Ms. Alaina Brandsma’s and Ms. Melissa Jackson’s Science 9 classes have been working on a month long science project for their biospheres unit.
Students in pairs of two (and at least one group of three in Brandsma’s block B class) are working on an original or a pre-made experiment that involves an environmental problem and how altering an abiotic (nonliving) factor can affect a biotic (living) factor. The experiment must be done using the scientific method with the question, hypothesis, list of materials, detailed procedure, data analysis, and conclusion written in a lab write up.

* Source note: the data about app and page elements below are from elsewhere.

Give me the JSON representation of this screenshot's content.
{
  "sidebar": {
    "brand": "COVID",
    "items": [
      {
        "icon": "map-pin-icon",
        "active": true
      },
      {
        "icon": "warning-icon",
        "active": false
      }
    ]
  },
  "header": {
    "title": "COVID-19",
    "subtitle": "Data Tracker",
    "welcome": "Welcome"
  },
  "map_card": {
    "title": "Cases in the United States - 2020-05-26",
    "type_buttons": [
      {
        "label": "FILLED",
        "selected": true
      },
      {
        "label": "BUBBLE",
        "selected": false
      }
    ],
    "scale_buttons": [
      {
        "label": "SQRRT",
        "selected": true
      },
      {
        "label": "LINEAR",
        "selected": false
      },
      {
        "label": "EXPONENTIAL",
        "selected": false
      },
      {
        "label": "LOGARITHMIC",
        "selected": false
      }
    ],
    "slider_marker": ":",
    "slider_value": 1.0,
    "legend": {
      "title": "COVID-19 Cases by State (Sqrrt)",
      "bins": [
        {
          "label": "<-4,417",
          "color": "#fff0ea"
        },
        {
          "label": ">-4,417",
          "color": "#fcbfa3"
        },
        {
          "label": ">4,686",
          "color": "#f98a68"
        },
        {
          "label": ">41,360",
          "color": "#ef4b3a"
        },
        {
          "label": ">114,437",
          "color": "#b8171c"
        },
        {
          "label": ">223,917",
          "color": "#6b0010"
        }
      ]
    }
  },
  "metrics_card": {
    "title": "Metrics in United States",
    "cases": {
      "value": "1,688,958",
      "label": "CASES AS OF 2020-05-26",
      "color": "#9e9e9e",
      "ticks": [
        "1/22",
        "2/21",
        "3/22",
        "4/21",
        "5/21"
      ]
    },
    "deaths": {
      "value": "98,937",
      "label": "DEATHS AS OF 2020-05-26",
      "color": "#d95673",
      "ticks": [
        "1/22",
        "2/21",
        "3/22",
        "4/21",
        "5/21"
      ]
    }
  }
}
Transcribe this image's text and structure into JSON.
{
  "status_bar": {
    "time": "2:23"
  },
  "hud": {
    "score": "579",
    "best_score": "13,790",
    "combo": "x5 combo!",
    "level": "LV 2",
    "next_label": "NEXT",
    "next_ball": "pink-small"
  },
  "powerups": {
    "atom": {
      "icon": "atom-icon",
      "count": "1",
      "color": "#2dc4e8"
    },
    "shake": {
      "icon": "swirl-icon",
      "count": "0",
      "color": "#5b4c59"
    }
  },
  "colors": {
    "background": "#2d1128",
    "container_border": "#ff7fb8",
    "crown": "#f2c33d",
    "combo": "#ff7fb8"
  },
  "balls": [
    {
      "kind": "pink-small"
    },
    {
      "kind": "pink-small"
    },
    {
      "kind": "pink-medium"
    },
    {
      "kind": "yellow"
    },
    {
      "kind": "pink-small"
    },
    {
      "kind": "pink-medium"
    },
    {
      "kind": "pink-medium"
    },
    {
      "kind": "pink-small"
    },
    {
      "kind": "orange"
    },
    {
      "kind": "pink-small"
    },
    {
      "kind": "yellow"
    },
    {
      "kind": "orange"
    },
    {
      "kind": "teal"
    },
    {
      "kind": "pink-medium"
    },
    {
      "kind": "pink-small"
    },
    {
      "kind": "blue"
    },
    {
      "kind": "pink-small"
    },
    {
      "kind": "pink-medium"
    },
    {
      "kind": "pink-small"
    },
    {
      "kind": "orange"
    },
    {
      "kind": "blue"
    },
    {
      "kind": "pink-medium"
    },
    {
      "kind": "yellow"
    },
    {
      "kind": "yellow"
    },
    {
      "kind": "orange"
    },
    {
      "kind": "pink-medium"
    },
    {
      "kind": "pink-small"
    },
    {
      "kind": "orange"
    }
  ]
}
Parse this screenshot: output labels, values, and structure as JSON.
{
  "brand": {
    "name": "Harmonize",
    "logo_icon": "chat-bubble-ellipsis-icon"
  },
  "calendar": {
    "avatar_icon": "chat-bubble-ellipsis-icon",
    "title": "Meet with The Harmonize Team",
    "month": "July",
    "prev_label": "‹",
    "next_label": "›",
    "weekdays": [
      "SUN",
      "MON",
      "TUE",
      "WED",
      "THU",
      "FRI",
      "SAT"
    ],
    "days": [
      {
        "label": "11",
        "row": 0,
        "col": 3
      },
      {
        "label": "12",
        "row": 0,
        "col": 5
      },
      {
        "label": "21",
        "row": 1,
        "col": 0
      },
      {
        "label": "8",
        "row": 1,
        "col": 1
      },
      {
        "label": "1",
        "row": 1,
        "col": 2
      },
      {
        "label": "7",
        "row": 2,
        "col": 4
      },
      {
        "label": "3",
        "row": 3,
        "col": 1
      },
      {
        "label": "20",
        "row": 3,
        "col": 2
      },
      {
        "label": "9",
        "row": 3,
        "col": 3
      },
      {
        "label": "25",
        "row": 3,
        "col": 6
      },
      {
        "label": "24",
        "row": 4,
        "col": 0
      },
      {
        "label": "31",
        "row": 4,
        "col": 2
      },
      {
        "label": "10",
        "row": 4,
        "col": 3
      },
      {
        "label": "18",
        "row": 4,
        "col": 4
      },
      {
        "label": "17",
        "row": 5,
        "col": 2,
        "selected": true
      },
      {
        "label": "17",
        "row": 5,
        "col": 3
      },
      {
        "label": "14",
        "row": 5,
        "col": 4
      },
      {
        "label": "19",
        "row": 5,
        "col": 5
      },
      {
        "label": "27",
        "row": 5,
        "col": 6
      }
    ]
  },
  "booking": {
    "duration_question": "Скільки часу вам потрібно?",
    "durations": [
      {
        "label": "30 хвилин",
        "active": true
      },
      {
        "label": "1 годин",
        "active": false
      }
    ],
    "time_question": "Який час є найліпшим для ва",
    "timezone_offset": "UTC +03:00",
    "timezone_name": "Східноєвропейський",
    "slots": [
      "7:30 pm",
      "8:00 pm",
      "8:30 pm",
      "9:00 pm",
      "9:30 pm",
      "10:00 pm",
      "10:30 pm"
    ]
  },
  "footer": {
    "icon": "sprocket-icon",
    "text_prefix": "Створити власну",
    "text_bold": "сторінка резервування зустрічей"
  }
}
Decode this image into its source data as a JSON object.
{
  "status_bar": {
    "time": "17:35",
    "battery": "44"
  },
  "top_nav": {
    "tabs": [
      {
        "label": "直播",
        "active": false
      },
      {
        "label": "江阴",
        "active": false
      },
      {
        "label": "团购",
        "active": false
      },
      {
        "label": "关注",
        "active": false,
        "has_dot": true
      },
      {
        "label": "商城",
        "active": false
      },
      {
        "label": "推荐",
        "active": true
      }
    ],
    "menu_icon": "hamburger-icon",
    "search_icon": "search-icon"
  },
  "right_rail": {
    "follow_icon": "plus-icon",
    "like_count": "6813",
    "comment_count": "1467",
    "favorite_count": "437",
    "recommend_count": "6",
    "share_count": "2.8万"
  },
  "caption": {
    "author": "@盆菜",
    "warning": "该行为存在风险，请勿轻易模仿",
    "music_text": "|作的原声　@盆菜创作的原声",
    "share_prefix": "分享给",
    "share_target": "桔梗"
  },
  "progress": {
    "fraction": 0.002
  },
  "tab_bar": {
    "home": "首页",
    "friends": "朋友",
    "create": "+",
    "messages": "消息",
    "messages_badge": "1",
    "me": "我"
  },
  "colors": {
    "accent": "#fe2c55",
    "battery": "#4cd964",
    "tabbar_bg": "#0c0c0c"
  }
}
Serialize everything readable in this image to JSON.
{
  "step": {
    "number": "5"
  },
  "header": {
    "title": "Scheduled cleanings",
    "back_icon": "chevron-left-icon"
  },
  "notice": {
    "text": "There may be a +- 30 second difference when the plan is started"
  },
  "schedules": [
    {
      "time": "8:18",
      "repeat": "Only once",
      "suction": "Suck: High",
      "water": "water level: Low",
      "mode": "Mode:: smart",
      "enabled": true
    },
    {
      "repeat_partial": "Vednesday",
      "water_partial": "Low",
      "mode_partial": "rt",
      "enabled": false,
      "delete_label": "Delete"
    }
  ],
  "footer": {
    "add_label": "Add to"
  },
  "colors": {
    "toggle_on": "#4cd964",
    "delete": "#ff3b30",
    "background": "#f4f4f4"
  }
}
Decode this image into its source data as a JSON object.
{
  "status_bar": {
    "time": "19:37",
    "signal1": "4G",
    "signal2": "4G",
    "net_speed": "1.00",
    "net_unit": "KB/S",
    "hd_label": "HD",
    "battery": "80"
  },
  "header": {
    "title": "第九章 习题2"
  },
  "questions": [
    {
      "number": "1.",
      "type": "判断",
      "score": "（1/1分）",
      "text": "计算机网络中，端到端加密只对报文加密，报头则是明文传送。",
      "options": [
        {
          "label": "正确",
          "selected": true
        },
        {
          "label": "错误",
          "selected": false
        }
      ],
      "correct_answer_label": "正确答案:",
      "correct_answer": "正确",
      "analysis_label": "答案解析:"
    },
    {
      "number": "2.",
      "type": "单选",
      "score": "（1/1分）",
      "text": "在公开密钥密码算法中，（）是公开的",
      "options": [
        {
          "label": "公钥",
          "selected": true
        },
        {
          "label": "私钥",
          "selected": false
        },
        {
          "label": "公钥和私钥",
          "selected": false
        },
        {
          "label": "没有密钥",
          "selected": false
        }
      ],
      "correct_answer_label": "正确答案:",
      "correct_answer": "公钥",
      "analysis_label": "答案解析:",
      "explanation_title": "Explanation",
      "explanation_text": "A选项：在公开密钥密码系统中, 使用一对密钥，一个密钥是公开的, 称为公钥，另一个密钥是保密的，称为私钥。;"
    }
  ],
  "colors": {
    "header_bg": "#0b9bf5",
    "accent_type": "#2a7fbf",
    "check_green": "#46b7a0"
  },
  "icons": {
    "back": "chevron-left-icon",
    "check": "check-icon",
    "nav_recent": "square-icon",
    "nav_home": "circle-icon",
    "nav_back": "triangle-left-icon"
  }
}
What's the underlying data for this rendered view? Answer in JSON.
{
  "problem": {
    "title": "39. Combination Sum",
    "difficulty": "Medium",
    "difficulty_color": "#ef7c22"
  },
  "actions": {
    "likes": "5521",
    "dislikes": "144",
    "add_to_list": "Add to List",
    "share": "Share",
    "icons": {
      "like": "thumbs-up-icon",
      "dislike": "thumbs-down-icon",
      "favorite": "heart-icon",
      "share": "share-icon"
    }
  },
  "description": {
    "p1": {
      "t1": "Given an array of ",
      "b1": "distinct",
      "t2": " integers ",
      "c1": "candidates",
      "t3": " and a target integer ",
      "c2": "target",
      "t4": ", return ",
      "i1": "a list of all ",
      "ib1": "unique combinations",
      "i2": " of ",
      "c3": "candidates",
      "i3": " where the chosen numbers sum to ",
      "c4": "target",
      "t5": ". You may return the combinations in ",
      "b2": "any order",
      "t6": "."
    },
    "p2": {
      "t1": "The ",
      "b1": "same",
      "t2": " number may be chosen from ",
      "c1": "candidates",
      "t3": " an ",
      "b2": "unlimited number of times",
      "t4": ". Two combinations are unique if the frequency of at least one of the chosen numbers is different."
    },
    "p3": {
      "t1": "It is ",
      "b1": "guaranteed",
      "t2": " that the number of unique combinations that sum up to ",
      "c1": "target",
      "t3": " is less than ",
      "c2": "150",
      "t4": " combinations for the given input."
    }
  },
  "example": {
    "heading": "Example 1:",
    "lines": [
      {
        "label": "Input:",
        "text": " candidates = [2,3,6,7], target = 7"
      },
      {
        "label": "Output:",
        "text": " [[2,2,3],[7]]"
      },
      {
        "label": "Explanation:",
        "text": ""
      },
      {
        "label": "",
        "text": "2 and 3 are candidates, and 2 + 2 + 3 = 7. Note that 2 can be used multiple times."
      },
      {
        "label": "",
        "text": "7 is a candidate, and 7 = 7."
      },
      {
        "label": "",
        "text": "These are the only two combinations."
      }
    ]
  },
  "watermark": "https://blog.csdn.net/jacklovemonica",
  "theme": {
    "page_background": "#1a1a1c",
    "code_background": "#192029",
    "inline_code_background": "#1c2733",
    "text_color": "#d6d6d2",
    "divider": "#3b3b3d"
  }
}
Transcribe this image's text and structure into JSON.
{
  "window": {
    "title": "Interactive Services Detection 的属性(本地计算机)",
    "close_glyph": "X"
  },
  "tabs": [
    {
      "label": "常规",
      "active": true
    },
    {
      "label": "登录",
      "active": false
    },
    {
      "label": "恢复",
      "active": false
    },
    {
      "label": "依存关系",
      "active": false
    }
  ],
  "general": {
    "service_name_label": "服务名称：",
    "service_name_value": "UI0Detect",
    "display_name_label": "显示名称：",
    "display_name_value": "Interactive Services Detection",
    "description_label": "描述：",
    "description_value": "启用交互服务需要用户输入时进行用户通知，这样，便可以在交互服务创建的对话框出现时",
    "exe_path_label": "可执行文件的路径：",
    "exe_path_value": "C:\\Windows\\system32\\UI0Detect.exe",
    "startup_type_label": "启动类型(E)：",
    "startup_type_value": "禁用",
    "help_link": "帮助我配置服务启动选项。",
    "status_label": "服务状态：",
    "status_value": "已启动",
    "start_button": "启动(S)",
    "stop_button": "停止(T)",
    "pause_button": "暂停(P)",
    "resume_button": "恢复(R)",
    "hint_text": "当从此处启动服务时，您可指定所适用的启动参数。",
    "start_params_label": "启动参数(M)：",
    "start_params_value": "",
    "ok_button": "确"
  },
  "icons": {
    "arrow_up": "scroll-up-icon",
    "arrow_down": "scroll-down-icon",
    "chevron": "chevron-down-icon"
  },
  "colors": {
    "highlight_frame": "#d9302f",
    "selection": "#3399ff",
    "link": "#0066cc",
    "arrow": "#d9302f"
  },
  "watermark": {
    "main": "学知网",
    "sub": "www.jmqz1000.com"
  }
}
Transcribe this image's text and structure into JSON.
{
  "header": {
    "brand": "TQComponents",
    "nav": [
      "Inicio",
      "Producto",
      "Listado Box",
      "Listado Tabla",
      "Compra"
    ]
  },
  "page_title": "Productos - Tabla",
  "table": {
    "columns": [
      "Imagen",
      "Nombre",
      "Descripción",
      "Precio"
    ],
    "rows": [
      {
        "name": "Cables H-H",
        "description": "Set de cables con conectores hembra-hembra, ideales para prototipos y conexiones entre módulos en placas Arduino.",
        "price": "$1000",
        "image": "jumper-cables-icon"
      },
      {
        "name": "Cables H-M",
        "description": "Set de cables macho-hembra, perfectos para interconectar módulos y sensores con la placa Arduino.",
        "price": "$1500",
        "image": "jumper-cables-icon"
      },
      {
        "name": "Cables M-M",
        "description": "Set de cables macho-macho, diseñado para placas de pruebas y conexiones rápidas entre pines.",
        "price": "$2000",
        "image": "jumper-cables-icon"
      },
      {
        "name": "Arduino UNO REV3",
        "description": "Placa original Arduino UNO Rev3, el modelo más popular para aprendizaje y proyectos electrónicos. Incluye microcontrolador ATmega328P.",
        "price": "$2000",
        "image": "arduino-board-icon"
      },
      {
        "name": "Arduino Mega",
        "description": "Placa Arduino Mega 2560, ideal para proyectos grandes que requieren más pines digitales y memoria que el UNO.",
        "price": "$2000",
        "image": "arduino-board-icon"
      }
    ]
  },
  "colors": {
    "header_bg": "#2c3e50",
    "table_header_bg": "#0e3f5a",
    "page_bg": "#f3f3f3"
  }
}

“I was looking at the learning competencies for this course,” said Brandsma. “And it (the experiment) fits well as a science project. The scientific method meets most of the main outcomes that a class has to learn in a year. It was the perfect project to meet those outcomes.”
This project will also teach students more about our environment and how scientists learn more about our world. “The project was a good fit with what students are supposed to be able to do and the skill sets that are part of this course,” said Brandsma.
According to Brandsma, the hardest part was finding a partner for the project; after the partnership picked their question, the process moved smoothly straightforward into the process.
Grade 9 students Mark Iversen, Isaiah Barnes and Liam Campbell did an experiment where they divided 20 worms into four pots and gave each group of five worms a different diet. They did this to see if the diet caused any changes to the nutrients and pH levels in the soil.
“We ended up getting all of the levels in the soil changed,” said Iversen. “Because we tested the phosphorus, potassium, nitrogen and pH levels. We tested all those and for each of the levels that we got, they all changed.”
When the group started their investigation, they left the worms in the soil filled pots for a week and tested the soil level once a week for a period of two and a half weeks. Sadly, during the experiment, one worm escaped and another one died.
Grade 9 students Natalia Dzwinka and Alyssa Emery are testing plants to see if they could stop soil erosion. They filled two bread pans with soil and planted radishes in one pan and left the other pan without any seeds. They are going to let the radishes grow and then leave pans on a tilted surface. They will water the plants in a rainfall-like motion to see if any of the soil erodes.
“We just figured that radishes would grow faster than some other vegetables,” said Dzwinka. “It was really just a random pick.”
The deadline for Brandsma’s inquiry project was on January 20, 2017, while Jackson’s deadline for the inquiry project is January 25, 2017.